Thanks Peter. I’m planning to use this post as a lead into exploring the OSPF ‘stub-router’ and ‘prefix-suppression’ features.
How about a write up on IS-IS? OSPF has too many enterprise-y features (virtual-links being one). IS-IS seems really more suited to serious network operators who care about Loopbacks only being in the IGP.
Hi Minou, Thanks for the feedback. IS-IS is definitely used by many large carriers, and has a great reputation for stability. The bulk of my experience is with OSPF however, so I’ll continue with the OSPF series for now. I’m not a big fan of virtual links either, but they are a nice tool to have in your back pocket when needs must.
For me it was always difficult to read LSAs (and still is). I am reading though your OSPF series now. Great post, thanks mate.
Thanks for the comment. I’m glad I could help. I’m planning a few more OSPF posts. Let me know if there’s anything else about OSPF that you find confusing, and I’ll see if I can work them into the series.
Nice article John, indeed.
I would appreciate your comments on one related topic – advertisement of loopback interfaces in router LSA. Are all the loopback interfaces created on the router by default advertised in router LSA or some additional configuration is needed? Secondly, does it make any difference in advertisement if one of the loopback interfaces is also getting used as router-id?
Also, I would like to repeat my first question for directly connected subnets (router interfaces on which ospf is not enabled i.e. no “network” command is given, so basically they are pure stub networks).
There’s no automatic advertisement of loopbacks or any other directly connected networks in OSPF. For Cisco you’ve got a few options as to how to configure a set of interfaces. The router-id is just a node identifier, the use of the loopback is mainly because it’s the interface least likely to change. But I’ve seen devices with RIDs where the loopback it sourced it’s ID from was removed years earlier (device hadn’t rebooted).

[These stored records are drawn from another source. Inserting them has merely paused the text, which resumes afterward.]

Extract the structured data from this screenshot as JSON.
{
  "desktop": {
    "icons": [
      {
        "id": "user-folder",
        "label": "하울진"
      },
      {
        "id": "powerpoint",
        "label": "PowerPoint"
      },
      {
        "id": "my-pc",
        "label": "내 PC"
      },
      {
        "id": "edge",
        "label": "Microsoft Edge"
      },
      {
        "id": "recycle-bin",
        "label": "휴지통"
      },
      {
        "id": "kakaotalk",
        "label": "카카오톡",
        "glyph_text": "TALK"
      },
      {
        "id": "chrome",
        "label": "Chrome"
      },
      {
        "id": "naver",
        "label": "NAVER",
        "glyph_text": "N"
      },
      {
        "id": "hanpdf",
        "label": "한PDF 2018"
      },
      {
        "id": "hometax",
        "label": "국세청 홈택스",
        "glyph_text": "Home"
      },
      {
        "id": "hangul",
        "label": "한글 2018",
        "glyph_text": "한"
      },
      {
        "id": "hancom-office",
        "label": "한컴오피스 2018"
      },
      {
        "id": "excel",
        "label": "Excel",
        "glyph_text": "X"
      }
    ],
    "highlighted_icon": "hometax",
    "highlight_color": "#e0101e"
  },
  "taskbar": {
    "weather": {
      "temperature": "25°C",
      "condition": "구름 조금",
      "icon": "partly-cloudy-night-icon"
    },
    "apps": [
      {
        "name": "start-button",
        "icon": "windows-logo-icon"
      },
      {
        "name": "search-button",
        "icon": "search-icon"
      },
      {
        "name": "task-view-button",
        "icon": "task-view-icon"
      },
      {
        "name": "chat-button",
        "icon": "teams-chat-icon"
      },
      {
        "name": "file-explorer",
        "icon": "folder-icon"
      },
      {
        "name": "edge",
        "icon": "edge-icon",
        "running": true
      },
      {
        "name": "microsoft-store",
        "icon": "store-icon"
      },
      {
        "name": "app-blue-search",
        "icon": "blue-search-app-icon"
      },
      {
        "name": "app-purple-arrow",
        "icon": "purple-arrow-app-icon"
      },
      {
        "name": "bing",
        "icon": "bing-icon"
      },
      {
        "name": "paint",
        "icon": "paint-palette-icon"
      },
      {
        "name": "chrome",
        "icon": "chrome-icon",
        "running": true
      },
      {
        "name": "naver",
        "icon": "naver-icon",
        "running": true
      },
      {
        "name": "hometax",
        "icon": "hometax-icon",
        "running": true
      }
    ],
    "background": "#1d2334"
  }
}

If you want an interface to appear in a router LSA, you must OSPF enable that interfaces in OSPF. You can set passive-interface default if you wish. Let me know if that answers your questions.
I think it’ll be better if you provide the transit link explanation compared with p2p link case. That way the audience can get a clear picture of why non-p2p link doesn’t have two type-1 LSAs to describe the existence of a router.
Fair point. I’ll see what I can do.
Nice Article john. It clears lot of ospf hidden details.
can you please post article related to Network LSA, which is different from Router LSA.
great effort! now getting clear understanding.